Based on average household size, the mayor estimated that these new and preserved units can affordably house 42,000 New Yorkers.
More than 86 percent of the units financed in 2014 were for extremely low, very low and low-income families, which is defined by the city as families with annual incomes for a four-person household ranging from less than $25,150 up to $67,120.
The preservation of already-existent affordable housing — keeping residents in their homes, rehabilitating old apartments and locking in long-term affordability — is a huge part of the mayor’s housing plan.
The mayor made the announcement of 2014’s affordable housing success in front of 45-55 North Elliott place, a low-income co-op in Fort Greene for 159 families earning less than $60,000 per year for a family of four.
In December, the city invested $3.1 million in capital funding, plus another $250,000 that had previously been dedicated to the project by then-Councilwoman Letitia James, to ensure the building will remain affordable for another 30 years.
The funding will also allow for window upgrades, asbestos removal, elevator rehabilitation and a boiler replacement.
In 2014, the de Blasio administration preserved 11,185 units in a similar manner and financed another 6,191 new affordable units to be constructed throughout the boroughs.
“By ramping up new construction and preventing displacement within our neighborhoods, we’re laying the foundation for a more affordable city,” de Blasio said. “And in 2015, we expect even bigger and better results.”
The next milestone for the Housing New York plan will be at the end of Fiscal Year 2015, at which point the city has aimed to finance 16,000 units. Currently, the administration is on target, having already financed 8,600 units by December 31 of 2014.
Elected officials applauded Mayor de Blasio for his work in creating and preserving affordable housing, including Brooklyn Borough President Eric Adams, who joined the mayor at 45-55 North Elliott Place for the announcement.

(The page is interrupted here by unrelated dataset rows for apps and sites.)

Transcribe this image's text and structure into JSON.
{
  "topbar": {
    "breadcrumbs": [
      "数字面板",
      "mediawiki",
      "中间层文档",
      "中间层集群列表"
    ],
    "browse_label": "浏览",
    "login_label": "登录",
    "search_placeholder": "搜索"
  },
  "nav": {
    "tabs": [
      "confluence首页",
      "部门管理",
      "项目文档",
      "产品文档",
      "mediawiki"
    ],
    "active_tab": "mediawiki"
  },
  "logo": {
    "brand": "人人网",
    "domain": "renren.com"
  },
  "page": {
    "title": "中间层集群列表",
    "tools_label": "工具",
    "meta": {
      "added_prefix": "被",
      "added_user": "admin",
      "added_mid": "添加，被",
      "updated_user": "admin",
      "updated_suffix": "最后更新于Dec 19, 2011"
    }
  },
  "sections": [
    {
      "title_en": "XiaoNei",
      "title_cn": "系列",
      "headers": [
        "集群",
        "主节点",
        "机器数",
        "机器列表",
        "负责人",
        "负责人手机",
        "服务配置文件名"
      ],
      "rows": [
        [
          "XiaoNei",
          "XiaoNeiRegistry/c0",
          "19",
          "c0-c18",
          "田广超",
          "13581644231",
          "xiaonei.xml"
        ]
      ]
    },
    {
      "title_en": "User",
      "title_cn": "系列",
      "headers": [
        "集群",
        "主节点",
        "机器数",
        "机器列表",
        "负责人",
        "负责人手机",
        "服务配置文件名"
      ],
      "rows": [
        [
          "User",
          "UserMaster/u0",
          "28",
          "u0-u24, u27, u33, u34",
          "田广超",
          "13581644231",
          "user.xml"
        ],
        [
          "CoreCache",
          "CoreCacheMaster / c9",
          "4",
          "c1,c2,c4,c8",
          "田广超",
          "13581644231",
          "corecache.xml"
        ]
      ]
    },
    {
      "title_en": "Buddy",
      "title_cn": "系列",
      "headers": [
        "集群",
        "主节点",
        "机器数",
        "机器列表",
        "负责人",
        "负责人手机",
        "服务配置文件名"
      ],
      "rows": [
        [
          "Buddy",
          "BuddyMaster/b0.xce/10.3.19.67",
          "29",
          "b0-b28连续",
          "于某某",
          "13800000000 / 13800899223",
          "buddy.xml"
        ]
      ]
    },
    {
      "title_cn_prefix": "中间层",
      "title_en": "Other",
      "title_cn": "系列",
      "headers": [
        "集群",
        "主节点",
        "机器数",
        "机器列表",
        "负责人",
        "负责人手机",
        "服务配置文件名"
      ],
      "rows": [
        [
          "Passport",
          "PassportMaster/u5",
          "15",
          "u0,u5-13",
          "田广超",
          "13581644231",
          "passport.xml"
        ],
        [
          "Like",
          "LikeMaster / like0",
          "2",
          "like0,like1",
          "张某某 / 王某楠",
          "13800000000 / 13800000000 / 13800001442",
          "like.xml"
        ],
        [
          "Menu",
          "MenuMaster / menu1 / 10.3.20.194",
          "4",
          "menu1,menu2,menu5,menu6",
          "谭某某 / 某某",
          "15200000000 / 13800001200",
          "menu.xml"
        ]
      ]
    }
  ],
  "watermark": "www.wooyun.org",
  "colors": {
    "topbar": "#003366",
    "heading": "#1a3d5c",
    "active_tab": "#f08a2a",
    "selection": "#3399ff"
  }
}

“Brooklyn is home to everyone from everywhere, and it must remain that way in an affordable, sustainable fashion,” Adams said. “We have made important strides in the past year in creating and preserving thousands of affordable housing units in this borough, and I believe the momentum towards progress for all will only build in the months ahead.”